Alterations in the muscle-to-capillary interface in patients with different degrees of chronic obstructive pulmonary disease
It is hypothesized that decreased capillarization of limb skeletal muscle is implicated in the decreased exercise tolerance in COPD patients. We have recently demonstrated decreased number of capillaries per muscle fibre (CAF) but no changes in CAF in relation to fibre area (CAFA), which is based on the diffusion distance between the capillary and muscle fibre. The aim of the current study is to investigate the muscle-to-capillary interface which is an important factor involved in oxygen supply to the muscle that has previously been suggested to be a more sensitive marker for changes in the capillary bed compared to CAF and CAFA.
23 COPD patients and 12 age-matched healthy subjects participated in the study.
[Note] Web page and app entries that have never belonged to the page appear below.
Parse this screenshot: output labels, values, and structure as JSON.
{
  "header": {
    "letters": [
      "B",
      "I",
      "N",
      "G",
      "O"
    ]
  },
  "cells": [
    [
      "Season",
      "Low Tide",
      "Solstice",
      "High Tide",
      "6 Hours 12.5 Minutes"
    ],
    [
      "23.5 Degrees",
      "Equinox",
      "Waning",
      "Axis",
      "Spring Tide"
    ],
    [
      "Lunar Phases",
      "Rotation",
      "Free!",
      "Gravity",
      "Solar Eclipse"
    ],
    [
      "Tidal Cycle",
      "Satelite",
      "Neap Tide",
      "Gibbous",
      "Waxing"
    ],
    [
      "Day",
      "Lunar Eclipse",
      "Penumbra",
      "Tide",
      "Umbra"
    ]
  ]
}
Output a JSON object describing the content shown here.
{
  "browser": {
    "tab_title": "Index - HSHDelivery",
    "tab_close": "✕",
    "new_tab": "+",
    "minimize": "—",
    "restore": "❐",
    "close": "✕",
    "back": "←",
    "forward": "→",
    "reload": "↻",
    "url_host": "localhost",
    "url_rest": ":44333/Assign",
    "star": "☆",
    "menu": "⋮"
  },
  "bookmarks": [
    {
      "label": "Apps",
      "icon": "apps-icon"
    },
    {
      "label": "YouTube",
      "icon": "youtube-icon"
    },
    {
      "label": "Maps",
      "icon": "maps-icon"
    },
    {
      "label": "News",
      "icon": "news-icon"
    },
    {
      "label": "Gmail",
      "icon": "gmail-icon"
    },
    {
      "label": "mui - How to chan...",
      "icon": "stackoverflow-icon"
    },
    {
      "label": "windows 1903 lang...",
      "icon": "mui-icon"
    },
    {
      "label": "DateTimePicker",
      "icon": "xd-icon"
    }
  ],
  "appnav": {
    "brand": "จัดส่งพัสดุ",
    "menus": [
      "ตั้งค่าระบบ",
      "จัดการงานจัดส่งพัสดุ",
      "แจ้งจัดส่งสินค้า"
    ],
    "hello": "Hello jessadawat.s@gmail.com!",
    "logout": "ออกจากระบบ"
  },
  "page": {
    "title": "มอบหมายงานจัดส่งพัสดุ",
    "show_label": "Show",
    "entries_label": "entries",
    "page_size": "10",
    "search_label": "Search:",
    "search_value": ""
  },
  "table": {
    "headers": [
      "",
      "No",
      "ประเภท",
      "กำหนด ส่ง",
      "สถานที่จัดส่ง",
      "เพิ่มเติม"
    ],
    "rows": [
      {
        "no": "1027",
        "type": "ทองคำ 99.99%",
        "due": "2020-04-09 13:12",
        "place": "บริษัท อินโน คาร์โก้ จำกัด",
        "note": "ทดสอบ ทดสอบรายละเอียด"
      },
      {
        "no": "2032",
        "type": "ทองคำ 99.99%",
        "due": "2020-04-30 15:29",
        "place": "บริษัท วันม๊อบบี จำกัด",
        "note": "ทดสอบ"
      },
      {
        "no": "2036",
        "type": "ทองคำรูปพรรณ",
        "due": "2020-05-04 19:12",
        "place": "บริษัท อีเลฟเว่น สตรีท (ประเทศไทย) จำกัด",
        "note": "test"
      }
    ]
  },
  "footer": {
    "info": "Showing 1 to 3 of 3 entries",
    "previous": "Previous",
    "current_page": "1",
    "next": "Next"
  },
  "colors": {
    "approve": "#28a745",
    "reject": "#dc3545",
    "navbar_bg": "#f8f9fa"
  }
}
Muscle-to-capillary interface was assessed in muscle biopsies from the tibialis anterior muscle using the following parameters:
1) The capillary-to-fibre ratio (C:Fi) which is defined as the sum of the fractional contributions of all capillary contacts around the fibre
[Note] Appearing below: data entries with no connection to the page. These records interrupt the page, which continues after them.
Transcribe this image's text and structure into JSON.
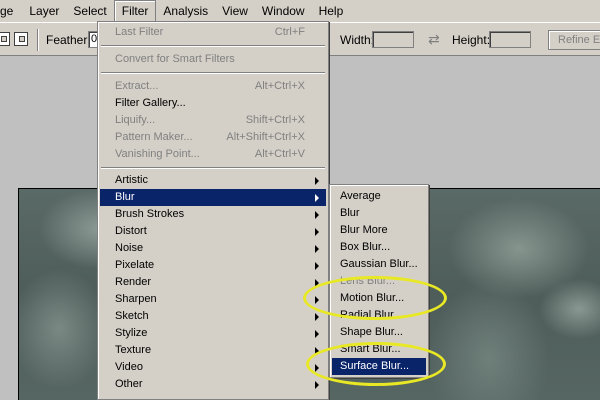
{
  "menubar": {
    "items": [
      "ge",
      "Layer",
      "Select",
      "Filter",
      "Analysis",
      "View",
      "Window",
      "Help"
    ]
  },
  "options": {
    "feather_label": "Feather:",
    "feather_value": "0",
    "width_label": "Width:",
    "height_label": "Height:",
    "refine_label": "Refine Ed"
  },
  "filter_menu": {
    "last_filter": {
      "label": "Last Filter",
      "shortcut": "Ctrl+F"
    },
    "convert": {
      "label": "Convert for Smart Filters"
    },
    "extract": {
      "label": "Extract...",
      "shortcut": "Alt+Ctrl+X"
    },
    "gallery": {
      "label": "Filter Gallery..."
    },
    "liquify": {
      "label": "Liquify...",
      "shortcut": "Shift+Ctrl+X"
    },
    "pattern": {
      "label": "Pattern Maker...",
      "shortcut": "Alt+Shift+Ctrl+X"
    },
    "vanishing": {
      "label": "Vanishing Point...",
      "shortcut": "Alt+Ctrl+V"
    },
    "categories": [
      "Artistic",
      "Blur",
      "Brush Strokes",
      "Distort",
      "Noise",
      "Pixelate",
      "Render",
      "Sharpen",
      "Sketch",
      "Stylize",
      "Texture",
      "Video",
      "Other"
    ]
  },
  "blur_menu": {
    "items": [
      "Average",
      "Blur",
      "Blur More",
      "Box Blur...",
      "Gaussian Blur...",
      "Lens Blur...",
      "Motion Blur...",
      "Radial Blur...",
      "Shape Blur...",
      "Smart Blur...",
      "Surface Blur..."
    ]
  },
  "colors": {
    "menu_bg": "#d4d0c8",
    "highlight": "#0a246a",
    "annotation": "#e8e825"
  }
}
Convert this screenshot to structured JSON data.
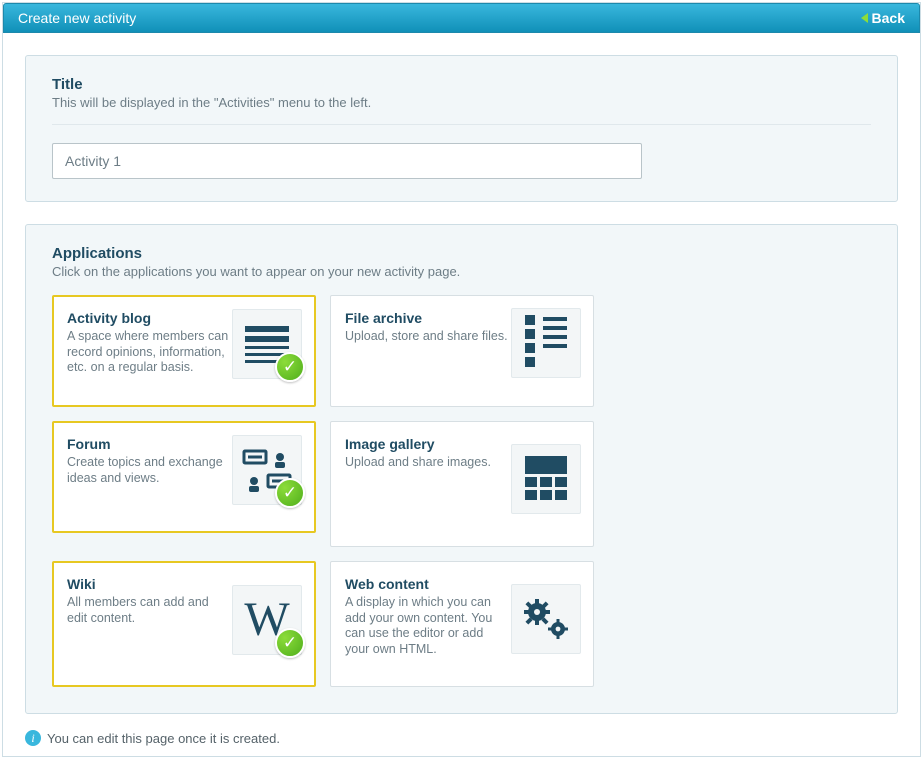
{
  "header": {
    "title": "Create new activity",
    "back_label": "Back"
  },
  "title_section": {
    "heading": "Title",
    "sub": "This will be displayed in the \"Activities\" menu to the left.",
    "input_value": "Activity 1"
  },
  "apps_section": {
    "heading": "Applications",
    "sub": "Click on the applications you want to appear on your new activity page.",
    "cards": [
      {
        "title": "Activity blog",
        "desc": "A space where members can record opinions, information, etc. on a regular basis.",
        "selected": true
      },
      {
        "title": "File archive",
        "desc": "Upload, store and share files.",
        "selected": false
      },
      {
        "title": "Forum",
        "desc": "Create topics and exchange ideas and views.",
        "selected": true
      },
      {
        "title": "Image gallery",
        "desc": "Upload and share images.",
        "selected": false
      },
      {
        "title": "Wiki",
        "desc": "All members can add and edit content.",
        "selected": true
      },
      {
        "title": "Web content",
        "desc": "A display in which you can add your own content. You can use the editor or add your own HTML.",
        "selected": false
      }
    ]
  },
  "footer_note": "You can edit this page once it is created."
}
2) The ratio between C:Fi and the fibre perimeter (CFPE-index)
3) The ratio between length of capillary and fibre perimeter (LC/PF) which is also referred to as the index of tortuosity.
Exercise capacity was determined using the 6-min walking test.
A positive correlation was found between CFPE-index and ascending disease severity with CFPE-index for type I fibres being significantly lower in patients with moderate and severe COPD. Furthermore, a positive correlation was observed between exercise capacity and CFPE-index for both type I and type IIa fibres.
It can be concluded that the muscle-to-capillary interface is disturbed in the tibialis anterior muscle in patients with COPD and that interface is strongly correlated to increased disease severity and to decreased exercise capacity in this patient group.